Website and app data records
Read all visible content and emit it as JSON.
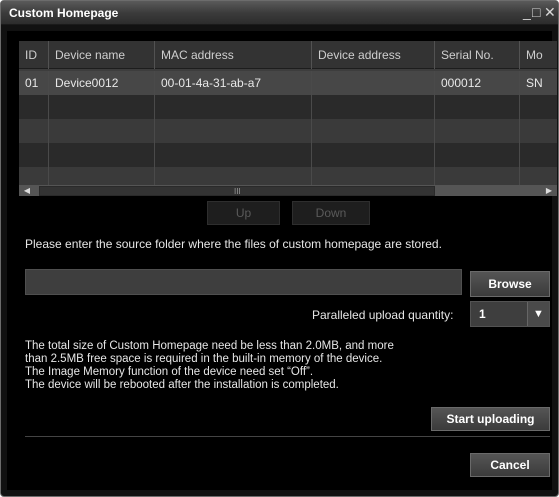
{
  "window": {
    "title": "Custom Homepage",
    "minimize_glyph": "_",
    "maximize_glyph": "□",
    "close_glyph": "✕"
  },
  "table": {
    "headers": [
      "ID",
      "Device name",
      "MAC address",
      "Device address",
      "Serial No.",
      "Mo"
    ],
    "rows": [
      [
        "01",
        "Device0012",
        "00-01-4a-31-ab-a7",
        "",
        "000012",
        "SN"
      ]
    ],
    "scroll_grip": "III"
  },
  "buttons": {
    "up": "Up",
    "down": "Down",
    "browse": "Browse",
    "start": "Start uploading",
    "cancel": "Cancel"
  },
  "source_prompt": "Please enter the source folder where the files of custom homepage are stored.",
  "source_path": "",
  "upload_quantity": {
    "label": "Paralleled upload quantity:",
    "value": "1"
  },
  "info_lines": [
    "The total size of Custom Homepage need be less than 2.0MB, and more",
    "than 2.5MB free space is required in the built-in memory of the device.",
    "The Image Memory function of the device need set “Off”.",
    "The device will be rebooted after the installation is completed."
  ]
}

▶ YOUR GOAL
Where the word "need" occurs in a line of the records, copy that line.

▶ RESPONSE TO THIS TASK
    "The total size of Custom Homepage need be less than 2.0MB, and more",
    "The Image Memory function of the device need set “Off”.",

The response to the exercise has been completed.